__PROBLEM DESCRIPTION__. Lift every line from the entries that includes the word "icon".

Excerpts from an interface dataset
⟨

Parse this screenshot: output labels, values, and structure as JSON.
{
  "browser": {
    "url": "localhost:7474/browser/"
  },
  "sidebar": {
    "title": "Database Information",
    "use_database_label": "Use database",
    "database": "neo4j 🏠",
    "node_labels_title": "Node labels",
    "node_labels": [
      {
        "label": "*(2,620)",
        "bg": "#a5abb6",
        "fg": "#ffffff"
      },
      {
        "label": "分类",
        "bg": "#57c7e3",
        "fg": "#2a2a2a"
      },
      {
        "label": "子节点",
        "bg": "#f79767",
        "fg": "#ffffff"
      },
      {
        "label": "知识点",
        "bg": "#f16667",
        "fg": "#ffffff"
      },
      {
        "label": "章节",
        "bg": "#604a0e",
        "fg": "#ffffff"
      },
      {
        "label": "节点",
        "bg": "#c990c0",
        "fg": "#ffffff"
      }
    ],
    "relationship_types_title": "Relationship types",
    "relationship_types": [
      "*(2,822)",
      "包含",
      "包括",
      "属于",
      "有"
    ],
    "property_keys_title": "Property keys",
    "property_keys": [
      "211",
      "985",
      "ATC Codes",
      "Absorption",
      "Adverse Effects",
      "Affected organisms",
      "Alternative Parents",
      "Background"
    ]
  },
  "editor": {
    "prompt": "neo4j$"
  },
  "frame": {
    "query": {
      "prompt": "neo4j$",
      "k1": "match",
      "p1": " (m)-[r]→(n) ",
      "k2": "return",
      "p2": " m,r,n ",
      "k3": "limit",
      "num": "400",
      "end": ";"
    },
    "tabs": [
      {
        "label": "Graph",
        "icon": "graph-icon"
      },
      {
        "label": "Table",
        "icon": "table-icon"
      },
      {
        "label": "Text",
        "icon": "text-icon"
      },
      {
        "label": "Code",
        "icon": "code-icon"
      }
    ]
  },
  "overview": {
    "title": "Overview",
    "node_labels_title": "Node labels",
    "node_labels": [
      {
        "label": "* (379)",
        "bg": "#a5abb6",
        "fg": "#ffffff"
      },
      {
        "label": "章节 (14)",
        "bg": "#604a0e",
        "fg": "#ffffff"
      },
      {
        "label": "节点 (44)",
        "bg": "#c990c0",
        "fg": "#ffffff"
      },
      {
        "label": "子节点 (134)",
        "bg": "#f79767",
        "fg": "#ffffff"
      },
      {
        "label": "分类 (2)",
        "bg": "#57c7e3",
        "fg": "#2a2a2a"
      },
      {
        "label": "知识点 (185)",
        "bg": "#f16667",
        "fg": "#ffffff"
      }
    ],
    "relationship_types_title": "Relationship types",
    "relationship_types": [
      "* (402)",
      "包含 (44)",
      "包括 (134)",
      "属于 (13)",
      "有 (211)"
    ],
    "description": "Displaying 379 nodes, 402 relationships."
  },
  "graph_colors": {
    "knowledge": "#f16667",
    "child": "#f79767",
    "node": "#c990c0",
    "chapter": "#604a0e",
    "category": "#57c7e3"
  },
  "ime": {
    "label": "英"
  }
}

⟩

__ANSWER TO THE PROBLEM__.
        "icon": "graph-icon"
        "icon": "table-icon"
        "icon": "text-icon"
        "icon": "code-icon"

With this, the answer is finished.